I’ll highlight this 2021 human study’s findings regarding stress:
“We profiled hair pigmentation patterns (HPPs) along individual human hair shafts, producing quantifiable physical timescales of rapid greying transitions. White/grey hairs that naturally regain pigmentation across sex, ethnicities, ages, and body regions, quantitatively define reversibility of greying in humans.
A systematic survey of two-colored hairs on the scalp of a 35-year-old Caucasian male with auburn hair color over a 2-day period yielded five two-colored hair shafts (HSs) from the frontal and temporal scalp regions. Unexpectedly, all HSs exhibited reversal. HPP analysis further showed that all HSs underwent reversal of greying around the same time period.

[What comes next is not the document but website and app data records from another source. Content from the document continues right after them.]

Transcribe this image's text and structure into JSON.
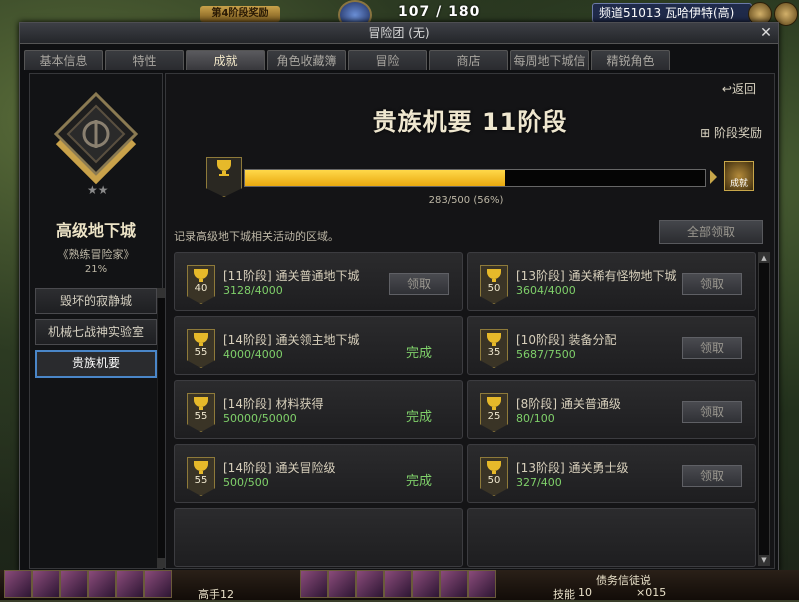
{
  "hud": {
    "title": "第4阶段奖励",
    "hp": "107 / 180",
    "channel": "频道51013 瓦哈伊特(高)"
  },
  "window": {
    "title": "冒险团 (无)",
    "tabs": [
      "基本信息",
      "特性",
      "成就",
      "角色收藏簿",
      "冒险",
      "商店",
      "每周地下城信息",
      "精锐角色"
    ],
    "active_tab": "成就"
  },
  "left": {
    "title": "高级地下城",
    "rank": "《熟练冒险家》",
    "percent": "21%",
    "items": [
      "毁坏的寂静城",
      "机械七战神实验室",
      "贵族机要"
    ],
    "selected": "贵族机要"
  },
  "main": {
    "return_label": "返回",
    "phase_title": "贵族机要 11阶段",
    "phase_reward_label": "阶段奖励",
    "reward_box_label": "成就",
    "progress_fraction": 0.566,
    "progress_text": "283/500 (56%)",
    "description": "记录高级地下城相关活动的区域。",
    "claim_all_label": "全部领取",
    "cards": [
      {
        "level": "40",
        "title": "[11阶段] 通关普通地下城",
        "progress": "3128/4000",
        "state": "领取"
      },
      {
        "level": "50",
        "title": "[13阶段] 通关稀有怪物地下城",
        "progress": "3604/4000",
        "state": "领取"
      },
      {
        "level": "55",
        "title": "[14阶段] 通关领主地下城",
        "progress": "4000/4000",
        "state": "完成"
      },
      {
        "level": "35",
        "title": "[10阶段] 装备分配",
        "progress": "5687/7500",
        "state": "领取"
      },
      {
        "level": "55",
        "title": "[14阶段] 材料获得",
        "progress": "50000/50000",
        "state": "完成"
      },
      {
        "level": "25",
        "title": "[8阶段] 通关普通级",
        "progress": "80/100",
        "state": "领取"
      },
      {
        "level": "55",
        "title": "[14阶段] 通关冒险级",
        "progress": "500/500",
        "state": "完成"
      },
      {
        "level": "50",
        "title": "[13阶段] 通关勇士级",
        "progress": "327/400",
        "state": "领取"
      }
    ]
  },
  "bottom": {
    "player_label": "高手12",
    "skill_label": "技能",
    "skill_count": "10",
    "status_label": "债务信徒说",
    "count_label": "×015"
  },
  "colors": {
    "progress": "#f0b81c",
    "complete": "#7fd06a",
    "selection": "#4a86c8"
  }
}
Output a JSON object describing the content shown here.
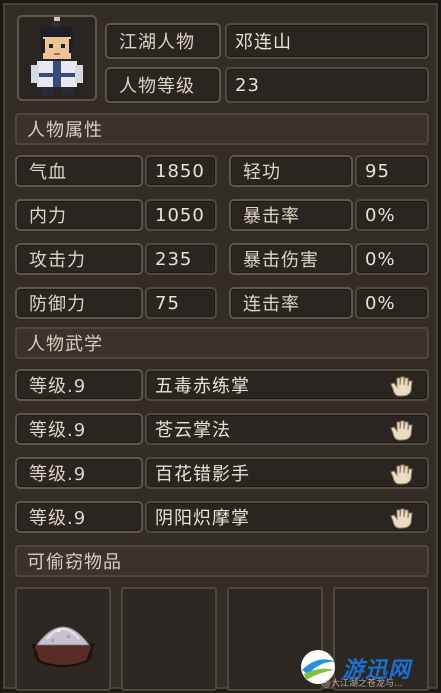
{
  "header": {
    "name_label": "江湖人物",
    "name_value": "邓连山",
    "level_label": "人物等级",
    "level_value": "23"
  },
  "sections": {
    "attributes": "人物属性",
    "martial": "人物武学",
    "stealable": "可偷窃物品"
  },
  "attributes": [
    {
      "label": "气血",
      "value": "1850"
    },
    {
      "label": "轻功",
      "value": "95"
    },
    {
      "label": "内力",
      "value": "1050"
    },
    {
      "label": "暴击率",
      "value": "0%"
    },
    {
      "label": "攻击力",
      "value": "235"
    },
    {
      "label": "暴击伤害",
      "value": "0%"
    },
    {
      "label": "防御力",
      "value": "75"
    },
    {
      "label": "连击率",
      "value": "0%"
    }
  ],
  "skills": [
    {
      "level": "等级.9",
      "name": "五毒赤练掌",
      "icon": "palm-icon"
    },
    {
      "level": "等级.9",
      "name": "苍云掌法",
      "icon": "palm-icon"
    },
    {
      "level": "等级.9",
      "name": "百花错影手",
      "icon": "palm-icon"
    },
    {
      "level": "等级.9",
      "name": "阴阳炽摩掌",
      "icon": "palm-icon"
    }
  ],
  "items": [
    {
      "icon": "salt-bowl-icon"
    },
    {
      "icon": ""
    },
    {
      "icon": ""
    },
    {
      "icon": ""
    }
  ],
  "watermark": {
    "logo_text": "游迅网",
    "credit": "@大江湖之苍龙与..."
  }
}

A retrospective assessment of psychosocial stress levels using a time-anchored visual analog scale (participants rate and link specific life events with start and end dates) was then compared to HPPs. Reversal of greying for all hairs coincided closely with decline in stress and a 1-month period of lowest stress over the past year (0 on a scale of 0–10) following a 2-week vacation.
We were also able to examine a two-colored hair characterized by an unusual pattern of complete HS greying followed by rapid and complete reversal plucked from the scalp of a 30-year-old Asian female participant with black hair. HPP analysis of this HS showed a white segment representing approximately 2 cm.
Quantitative life stress assessment revealed a specific 2-month period associated with an objective life stressor (marital conflict and separation, concluded with relocation) where the participant rated her perceived stress as highest (9–10 out of 10) over the past year. The increase in stress corresponded in time with complete but reversible hair greying.
We document a complete switch-on/off phenomena during a single anagen cycle. Proteomic features of hair greying directly implicate multiple metabolic pathways that are both reversible in nature and sensitive to stress-related neuroendocrine factors.
This new method to quantitatively map recent life history in HPPs provides an opportunity to longitudinally examine the influence of recent life exposures on human biology. Additional prospective studies with larger sample sizes are needed to confirm robust reproducibility and generalizability of our findings.”
https://elifesciences.org/articles/67437 “Quantitative mapping of human hair greying and reversal in relation to life stress”